Holly Ebel: Small but sweet
There’s something about small town bakeries that is missing in those of supermarkets and big box stores. Nothing against those, because they certainly have a niche. What they lack is the ambiance, the aura, the home-town, welcoming feel of an old-fashioned bakery. Not to mention the aroma of freshly-baked.
When the big boys came to town, we worried they would put their smaller cousins out of business. Didn’t happen. Because these smaller, independent bakeries are important to the landscape of small town communities, we asked readers on social media: What are your favorite bakeries?
The answers came fast and furiously. It became abundantly clear that small-town bakeries are doing very well, thank you, and have a devoted following that can stretch back generations.
One such place is Bloedow’s Bakery in Winona, which may well be the oldest bakery in the state, certainly in southeastern Minnesota.
In business since 1925, it was owned and run by the Bloedow family until 2005, when it was sold to Hugh and Mary Polus, native Winonans.
Amazingly, many of their donuts, rolls and breads are still made from the recipes used on the first day of business so long ago. They also use Winona’s own Bay State flour. Big sellers include maple long johns and glazed donuts.
Another oldie but goodie is Otto’s Bakery in Byron, well-known beyond that town. Owners Ann and Otto Hemmah have been in business for the past 46 years and are still going strong along with help these days from daughter Julie.
Customers know to come early if they want an apple fritter, a Danish or a long john. Ann tells of one customer who moved away, and whenever they come back take home a big box of maple long johns. “They say ours are the best,” she said.
The Hemmahs have donated donuts every Sunday for years to Zumbro Lutheran Church.
What is it about maple frosted long johns that makes them such a top seller in so many bakeries? I don’t know, but they also are popular at the St. Charles Bakery.
In addition to the maple frosting, their other long johns have toppings of different crushed candy bars for a double sweet.
It was interesting to me that very few of the bakeries I spoke with have a wide selection of gluten-free items. In St. Charles, the bakery has a gluten-free monster cookie made with oatmeal, not flour.
What do they do with leftovers? “We hardly have anything left over,” said Donna Lang, with her husband Elroy one of the owners. “We pay close attention to numbers and try not to over-bake. We’ve been in business since 1976 and know quantities.”
Always a family business, the Lang children are also involved.
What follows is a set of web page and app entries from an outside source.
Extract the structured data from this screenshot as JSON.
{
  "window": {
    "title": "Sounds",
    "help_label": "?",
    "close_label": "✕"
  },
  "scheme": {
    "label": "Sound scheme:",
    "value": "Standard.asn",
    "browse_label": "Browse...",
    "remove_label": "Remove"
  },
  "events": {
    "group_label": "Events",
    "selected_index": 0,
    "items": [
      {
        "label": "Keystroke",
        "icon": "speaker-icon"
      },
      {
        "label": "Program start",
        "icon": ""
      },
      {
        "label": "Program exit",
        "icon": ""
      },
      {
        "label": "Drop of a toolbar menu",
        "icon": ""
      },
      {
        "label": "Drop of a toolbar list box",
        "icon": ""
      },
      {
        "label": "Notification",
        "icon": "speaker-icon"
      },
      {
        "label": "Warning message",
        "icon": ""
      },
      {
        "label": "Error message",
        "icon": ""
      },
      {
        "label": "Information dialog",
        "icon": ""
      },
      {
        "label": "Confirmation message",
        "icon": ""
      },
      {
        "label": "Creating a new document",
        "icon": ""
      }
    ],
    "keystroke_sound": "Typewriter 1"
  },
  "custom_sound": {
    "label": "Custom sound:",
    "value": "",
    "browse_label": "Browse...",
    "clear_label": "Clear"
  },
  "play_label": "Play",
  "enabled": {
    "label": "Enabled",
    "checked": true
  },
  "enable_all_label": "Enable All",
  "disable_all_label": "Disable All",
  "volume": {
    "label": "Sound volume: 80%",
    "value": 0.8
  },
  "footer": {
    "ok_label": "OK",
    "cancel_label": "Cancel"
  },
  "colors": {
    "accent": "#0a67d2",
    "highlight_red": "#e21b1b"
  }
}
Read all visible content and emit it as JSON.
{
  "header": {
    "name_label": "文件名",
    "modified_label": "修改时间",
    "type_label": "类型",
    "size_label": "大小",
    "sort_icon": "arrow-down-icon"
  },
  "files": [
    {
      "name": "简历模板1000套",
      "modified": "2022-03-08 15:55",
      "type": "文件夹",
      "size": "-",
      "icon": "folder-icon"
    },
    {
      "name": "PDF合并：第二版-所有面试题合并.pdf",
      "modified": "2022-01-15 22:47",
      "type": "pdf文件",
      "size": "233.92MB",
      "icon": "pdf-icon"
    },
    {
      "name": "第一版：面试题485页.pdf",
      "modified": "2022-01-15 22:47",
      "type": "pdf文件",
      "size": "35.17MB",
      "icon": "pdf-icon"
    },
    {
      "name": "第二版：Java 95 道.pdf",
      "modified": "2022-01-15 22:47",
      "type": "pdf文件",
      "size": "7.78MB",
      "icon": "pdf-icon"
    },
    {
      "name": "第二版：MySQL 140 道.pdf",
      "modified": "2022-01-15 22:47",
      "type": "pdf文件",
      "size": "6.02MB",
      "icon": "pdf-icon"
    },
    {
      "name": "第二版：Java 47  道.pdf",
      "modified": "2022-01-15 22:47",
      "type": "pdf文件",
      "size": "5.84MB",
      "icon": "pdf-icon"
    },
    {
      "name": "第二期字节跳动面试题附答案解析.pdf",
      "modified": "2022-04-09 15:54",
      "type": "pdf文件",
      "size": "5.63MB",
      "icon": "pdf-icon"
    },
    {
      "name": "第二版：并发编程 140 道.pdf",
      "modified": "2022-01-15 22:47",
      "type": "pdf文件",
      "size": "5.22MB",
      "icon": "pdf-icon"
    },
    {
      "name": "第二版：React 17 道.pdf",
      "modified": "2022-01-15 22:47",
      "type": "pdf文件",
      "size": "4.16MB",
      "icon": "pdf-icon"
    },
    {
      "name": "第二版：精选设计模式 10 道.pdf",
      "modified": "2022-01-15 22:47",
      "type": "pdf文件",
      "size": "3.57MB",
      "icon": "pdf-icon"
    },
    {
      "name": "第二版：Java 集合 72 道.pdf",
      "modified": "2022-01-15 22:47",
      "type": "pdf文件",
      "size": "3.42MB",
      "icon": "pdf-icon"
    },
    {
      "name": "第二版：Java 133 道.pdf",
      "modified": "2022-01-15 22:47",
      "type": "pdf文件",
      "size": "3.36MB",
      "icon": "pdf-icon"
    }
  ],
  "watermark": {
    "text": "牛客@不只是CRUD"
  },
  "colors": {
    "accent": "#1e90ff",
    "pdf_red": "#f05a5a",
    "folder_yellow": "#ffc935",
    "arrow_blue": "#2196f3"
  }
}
If you happen to be driving through Blooming Prairie, be sure to stop at The Bakery. Owner Greg Fristedt is proud of everything they bake, and it is a pretty complete selection — apple fritters, doughnuts, cookies of all kinds, caramel croissants, breads and buns.
“We carry the whole gamut, though pies and cakes need to be ordered ahead,” he said.
Especially popular during the holidays are his rosettes made with his special, secret formula. “They aren’t greasy,” he said.
Apparently the last independent bakery in Austin is Super Fresh, which also is part of a garden center. Owned by Jim Stiles, he also has a wide selection of bakery items including long johns — there they are again — cinnamon rolls, cookies and breads. The bakery recently won “Best Doughnut in Mower County,” something worth checking out.
Stiles also uses locally-grown fruits and berries in his pies.
“Berries are mostly over, but now we are gearing up for apples and apple pies,” he said.
A bakery mentioned by online readers many times as well was the Spring Valley Bakery. Sadly, it is temporarily closed.
A well-known and popular bakery in Caledonia is the Caledonia Bakery.
Providing baked goods for the community for 60 years, current owner Sue Klug has owned it for the past 13 years. Baker Paul J. Tewes has ruled the ovens for more than 30 years.
Among the specialties are the breads ranging from whole grain, pumpernickel, rye and Sue’s favorite, cranberry walnut. A variety of their pies are a big draw at the 4-H food stand during the Houston County Fair.
The bakery is especially known for its fruitcakes, chock full of fruits and pecans.
“Customers come from all over to get these, some will even buy 15-20 at a time,” Klug said. “They are awesome. Even those who don’t like fruitcake like ours.”
A heads-up if you plan to go by there — sales are by check or cash only.
Finally, don’t forget some of the other bakeries in our area: Those include Daube’s, Gingerbread House and Great Harvest in Rochester; Hanisch Bakery in Red Wing; Alicia Bakery in Austin; Winona Bread and Bagels, Winona; and Pembroke Bakery in Wabasha.